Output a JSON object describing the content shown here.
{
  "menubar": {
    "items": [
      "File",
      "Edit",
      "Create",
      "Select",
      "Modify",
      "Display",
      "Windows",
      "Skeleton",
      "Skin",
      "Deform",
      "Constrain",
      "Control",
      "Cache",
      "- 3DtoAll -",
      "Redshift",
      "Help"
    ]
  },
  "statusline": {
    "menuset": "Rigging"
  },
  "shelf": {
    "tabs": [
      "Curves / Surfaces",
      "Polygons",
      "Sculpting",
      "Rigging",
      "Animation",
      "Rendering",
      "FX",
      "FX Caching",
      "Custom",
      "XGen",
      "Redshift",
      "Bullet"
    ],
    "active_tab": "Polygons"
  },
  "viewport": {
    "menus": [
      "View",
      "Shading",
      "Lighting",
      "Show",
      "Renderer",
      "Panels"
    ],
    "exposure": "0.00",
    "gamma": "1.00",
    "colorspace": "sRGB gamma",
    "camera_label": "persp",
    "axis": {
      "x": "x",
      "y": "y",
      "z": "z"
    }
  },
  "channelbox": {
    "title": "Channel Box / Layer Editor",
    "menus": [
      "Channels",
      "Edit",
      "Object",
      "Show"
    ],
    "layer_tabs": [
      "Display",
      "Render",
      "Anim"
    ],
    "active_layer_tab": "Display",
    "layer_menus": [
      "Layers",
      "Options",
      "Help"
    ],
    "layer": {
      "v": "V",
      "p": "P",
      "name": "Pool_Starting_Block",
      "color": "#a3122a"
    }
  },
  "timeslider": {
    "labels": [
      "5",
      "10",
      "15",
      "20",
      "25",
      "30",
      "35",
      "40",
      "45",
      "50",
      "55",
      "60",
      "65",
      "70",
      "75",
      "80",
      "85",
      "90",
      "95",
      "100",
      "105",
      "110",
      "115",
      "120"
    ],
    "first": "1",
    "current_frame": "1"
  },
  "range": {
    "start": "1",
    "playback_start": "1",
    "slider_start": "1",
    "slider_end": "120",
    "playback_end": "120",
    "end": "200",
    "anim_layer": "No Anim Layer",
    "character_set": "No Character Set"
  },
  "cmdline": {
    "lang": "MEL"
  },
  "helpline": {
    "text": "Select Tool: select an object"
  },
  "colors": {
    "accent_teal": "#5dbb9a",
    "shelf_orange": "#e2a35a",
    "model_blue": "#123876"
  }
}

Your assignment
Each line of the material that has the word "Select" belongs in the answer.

Output for this exercise
      "Select",
    "text": "Select Tool: select an object"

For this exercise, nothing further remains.